When either sleeve 6 or sleeve 12 is heat recovered, the sleeve may recover before enough heat has been applied to cause the fusible insert to flow. In that case, the protuberances will be visible on the outer surface of the sleeve. This condition is illustrated in FIG. 5. As can be seen, substrate 13 is covered by heat recoverable sleeve 14. Fusible liner 15 has not yet become flowable and as a result, the protuberances are visible on the outer surface of heat recoverable sleeve 14 at 16. When this condition exists, it can be seen and the workman applying the sleeve can thus readily determine either visually or by feel, that insufficient heat has been applied and that more heat should be applied until the outer surface of sleeve 14 is smooth, thus indicating that the fusible liner has reached a flowable condition.
FIG. 6 illustrates a method of preparing the fusible liner according to the present invention. A sheet of fusible material 17 is warmed and then pellets of fusible material 18 are sprinkled ont the surface to form protuberances 19. The pellets should be compatible with the material 17 so that they adhere when material 17 is warmed.
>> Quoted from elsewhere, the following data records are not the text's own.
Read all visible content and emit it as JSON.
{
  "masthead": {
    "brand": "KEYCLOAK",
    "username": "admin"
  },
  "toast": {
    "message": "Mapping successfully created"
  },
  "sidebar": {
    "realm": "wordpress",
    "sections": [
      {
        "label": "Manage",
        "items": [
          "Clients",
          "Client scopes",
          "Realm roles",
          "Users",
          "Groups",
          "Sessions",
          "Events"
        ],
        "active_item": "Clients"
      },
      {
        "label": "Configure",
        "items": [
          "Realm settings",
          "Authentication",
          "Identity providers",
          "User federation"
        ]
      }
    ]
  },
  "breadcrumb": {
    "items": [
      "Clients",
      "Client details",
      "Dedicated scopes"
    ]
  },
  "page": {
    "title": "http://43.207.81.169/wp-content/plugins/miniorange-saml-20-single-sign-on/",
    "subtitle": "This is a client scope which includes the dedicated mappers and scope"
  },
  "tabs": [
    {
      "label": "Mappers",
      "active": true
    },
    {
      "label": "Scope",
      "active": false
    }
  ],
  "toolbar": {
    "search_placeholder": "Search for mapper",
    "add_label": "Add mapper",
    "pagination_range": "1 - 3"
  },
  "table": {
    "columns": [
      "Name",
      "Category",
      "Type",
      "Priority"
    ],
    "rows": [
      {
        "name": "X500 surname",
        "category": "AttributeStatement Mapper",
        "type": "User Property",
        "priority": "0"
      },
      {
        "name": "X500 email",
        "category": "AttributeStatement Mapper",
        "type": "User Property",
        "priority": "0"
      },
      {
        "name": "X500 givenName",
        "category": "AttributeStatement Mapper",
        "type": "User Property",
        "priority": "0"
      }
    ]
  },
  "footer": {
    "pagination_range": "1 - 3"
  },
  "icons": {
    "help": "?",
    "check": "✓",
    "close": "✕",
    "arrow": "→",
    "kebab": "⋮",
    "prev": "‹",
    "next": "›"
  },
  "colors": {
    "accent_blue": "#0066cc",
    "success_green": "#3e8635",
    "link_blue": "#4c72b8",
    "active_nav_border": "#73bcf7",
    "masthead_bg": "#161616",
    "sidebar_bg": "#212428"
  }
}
Protuberances can also be formed while using an engraved mandrel as illustrated in FIG. 7. A tube of heat recoverable material 20 is provided with an inner liner of fusible material 21. The tube is then placed over a mandrel 22 having embossed thereon grooves or indentations 23. The heat recoverable sleeve is then partially heat recovered over the mandrel. The heat causes the inner fusible sleeve to flow into the embossed indentations 23 thus forming protuberances on the inner surface of the liner 21. The sleeves 20 and 21 are then removed from the mandrel resulting in a heat recoverable tube 20 having an inner fusible liner with protuberances on the inner surface.
A method for forming protuberances in the form of ridges on the fusible liner is illustrated in FIG. 8. The heat recoverable tube is indicated generally at 24. It comprises outer heat recoverable sleeve 25 and inner fusible liner 26. The liner has protuberances in the form of ridges 27. These ridges are applied by spraying fusible material through spray head 28. The ridges 27 are formed helically by rotating tube 24 and at the same time moving it laterally. Alternatively, the spray head 28 can be rotated as tube 24 moved laterally.
In addition to the embodiments specifically disclosed in the figures above, it should be understood that this invention is applicable to any type of protuberance on the fusible liner and any method of forming such a protuberance. Thus, protuberances in any form may be employed, the only restriction being that the protuberances be discernible by sight or feel when the recoverable sleeve is recovered without causing the fusible layer to become flowable. Further, any method of forming the protuberances which is desired may be employed. Thus, the invention is limited only by the scope of the claims which follow.